Now consider just how difficult it is to achieve real musical coherence from a system, the lengths we go to in order to get it – all so that we can ‘get’ the music. Just how easy is it to disturb that equilibrium? Add a separate cabinet (or two) with different construction and materials, driver(s) from a different source, an amp or two, each with its own distinctive character and possibly a switching power supply to pollute the mains and some DSP to really screw things up. Throw in a cheap length of three-core cable to carry the signal. What chance have you really got? Okay, so I’ve painted the blackest possible picture of the active approach, and as we’ve seen, it’s capable of delivering remarkably good results for the price, especially if it’s carefully set up by a man who can. At the other end of the spectrum lies the WATCH Dog, £10K of cost no object, performance dedicated engineering. The point is that somewhere in between lies a happy median of price versus performance, more readily attained by mere mortals with all too mortal bank balances. For performance orientated, two-channel systems, bandwidth is an essential and passive sub-woofers promise the best and most cost effective way to get it. All we need now is for a few enlightened manufacturers to throw off the burden of the AV Gods and the LFE doctrine (I think that stands for Low Frequency Excess) and actually deliver the goods we need to buy. After all, most of the work has been done; all they need to do is brush up on their filter circuitry, house it in a separate chassis and leave the electronics out of an existing cabinet. I know it’s not quite that simple, but why fight for a place in an overcrowded market when blue water beckons?
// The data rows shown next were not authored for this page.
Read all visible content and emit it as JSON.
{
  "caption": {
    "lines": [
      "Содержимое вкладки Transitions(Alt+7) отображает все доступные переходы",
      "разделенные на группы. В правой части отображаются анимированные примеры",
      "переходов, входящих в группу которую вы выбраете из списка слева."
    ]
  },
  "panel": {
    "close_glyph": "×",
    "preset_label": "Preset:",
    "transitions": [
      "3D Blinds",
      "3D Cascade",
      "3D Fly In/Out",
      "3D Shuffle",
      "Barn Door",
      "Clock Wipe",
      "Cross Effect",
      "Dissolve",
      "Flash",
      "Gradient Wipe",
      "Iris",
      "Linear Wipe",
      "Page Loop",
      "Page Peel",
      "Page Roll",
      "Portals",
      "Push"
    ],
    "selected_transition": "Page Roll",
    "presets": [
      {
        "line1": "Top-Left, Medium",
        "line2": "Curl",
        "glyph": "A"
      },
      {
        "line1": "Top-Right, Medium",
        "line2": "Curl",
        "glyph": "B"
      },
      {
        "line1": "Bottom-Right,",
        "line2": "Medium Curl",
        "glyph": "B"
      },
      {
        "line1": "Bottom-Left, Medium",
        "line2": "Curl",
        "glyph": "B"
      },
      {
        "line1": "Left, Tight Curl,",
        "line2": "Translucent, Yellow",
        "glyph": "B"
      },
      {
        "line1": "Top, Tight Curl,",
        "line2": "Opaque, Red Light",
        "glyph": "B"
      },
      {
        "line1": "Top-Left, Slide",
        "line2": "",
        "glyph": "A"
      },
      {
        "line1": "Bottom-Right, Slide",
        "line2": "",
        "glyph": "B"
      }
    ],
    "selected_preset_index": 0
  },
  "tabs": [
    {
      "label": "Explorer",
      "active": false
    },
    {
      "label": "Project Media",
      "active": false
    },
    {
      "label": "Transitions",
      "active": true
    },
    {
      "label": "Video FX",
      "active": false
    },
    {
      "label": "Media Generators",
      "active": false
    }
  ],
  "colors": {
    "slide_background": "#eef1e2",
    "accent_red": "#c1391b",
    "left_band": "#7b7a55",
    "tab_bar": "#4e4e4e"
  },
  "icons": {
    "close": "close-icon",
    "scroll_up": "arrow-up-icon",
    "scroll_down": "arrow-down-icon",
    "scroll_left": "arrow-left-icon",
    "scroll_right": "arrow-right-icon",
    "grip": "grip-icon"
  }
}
As to the Duettes and WATCH Dog, they’ll be staying for as long as I can keep a hold of them; if only because of the crippling weight of the sub! This is a £20K system that delivers £20K worth of performance: no ifs, no buts. It does it with grace and musical beauty, reflects the quality of the driving system without placing unreasonable demands on it. It’s modular and upgradeable and the performance it promises is readily achievable. Would that more high-end product was as practical and dependable! As such it’s a system I could and would happily live with, which might not seem much of a recommendation given the price, until you cast your eyes over the list of other speakers that have preceded these through my listening room door. I’ve described the original Duette as “probably the second-best speaker Wilson make”. The WATCH Dog extends its musical and expressive range, making it a whole lot better… Which only leaves the possibility of adding a second sub to consider. I knew I could come up with a reason to keep them here!